Paper Mario doesn’t feel weird, it feels like Mario.
The art style is similar to the hand-drawn style of Yoshi’s Island but expanded with the technical capabilities of the N64. The two-dimensional characters on a three-dimensional world do feel like the paper cut-outs suggested by the game’s title, and just like Super Mario Bros. 3 wanted each stage to feel theatrical, Paper Mario feels like it was made with scissors.
Another way the game stays on the “main road” is through its relatively simple plot. With Super Mario RPG, Square introduced new villains and twists to the Mushroom kingdom. Paper Mario sticks with a classic “Bowser kidnaps Princess Peach” scenario, deciding to focus on non-story elements instead. “It’s a fact that most games on the market today are prioritizing their storylines above everything else, but you know, part of it too is that our policy at Nintendo is not to compete in the same arena as everyone else,” Kawade said.
Rather than big plot movements, the game’s characters stand out. It’s a sweet touch that those who join Mario’s party are from the groups he’s usually stomping on, like Goombas or Koopas. There are good Goombas and bad Goombas, Mario learns early on, and that’s about all anyone really needs to know about the situation. But it’s nice to have Mario’s frequent enemies team up for once, and fun names like Goombario are fun. It’s just a lot of fun.
The mechanic that best sums Paper Mario is Action Command, where an attack can do bonus damage if nailed just right.
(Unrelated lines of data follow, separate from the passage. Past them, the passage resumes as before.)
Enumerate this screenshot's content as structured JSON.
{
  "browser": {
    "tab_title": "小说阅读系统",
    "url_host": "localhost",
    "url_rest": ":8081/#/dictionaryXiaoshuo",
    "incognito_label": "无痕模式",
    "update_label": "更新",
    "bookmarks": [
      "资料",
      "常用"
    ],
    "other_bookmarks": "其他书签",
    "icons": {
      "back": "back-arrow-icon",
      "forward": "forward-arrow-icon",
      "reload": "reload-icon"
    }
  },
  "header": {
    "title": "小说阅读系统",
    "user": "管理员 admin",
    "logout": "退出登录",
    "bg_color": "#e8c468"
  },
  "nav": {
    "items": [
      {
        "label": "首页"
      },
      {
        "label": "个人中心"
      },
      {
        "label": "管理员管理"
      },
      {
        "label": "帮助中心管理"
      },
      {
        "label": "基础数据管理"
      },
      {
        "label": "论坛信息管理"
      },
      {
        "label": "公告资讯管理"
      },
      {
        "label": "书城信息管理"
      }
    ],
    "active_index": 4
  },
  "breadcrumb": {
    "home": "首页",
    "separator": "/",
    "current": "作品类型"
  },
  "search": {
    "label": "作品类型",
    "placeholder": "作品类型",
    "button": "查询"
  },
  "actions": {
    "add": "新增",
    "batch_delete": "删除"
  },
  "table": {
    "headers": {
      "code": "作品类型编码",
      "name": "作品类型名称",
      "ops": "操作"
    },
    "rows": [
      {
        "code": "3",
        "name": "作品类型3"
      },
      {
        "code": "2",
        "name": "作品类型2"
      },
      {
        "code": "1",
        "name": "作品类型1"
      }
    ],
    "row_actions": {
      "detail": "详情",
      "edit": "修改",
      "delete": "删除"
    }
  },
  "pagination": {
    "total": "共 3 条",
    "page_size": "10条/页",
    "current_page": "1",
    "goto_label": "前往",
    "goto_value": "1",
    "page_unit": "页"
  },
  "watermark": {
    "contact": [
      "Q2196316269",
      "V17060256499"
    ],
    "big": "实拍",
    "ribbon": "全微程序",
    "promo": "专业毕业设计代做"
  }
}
It’s not a mechanic that can hurt, it can only provide more.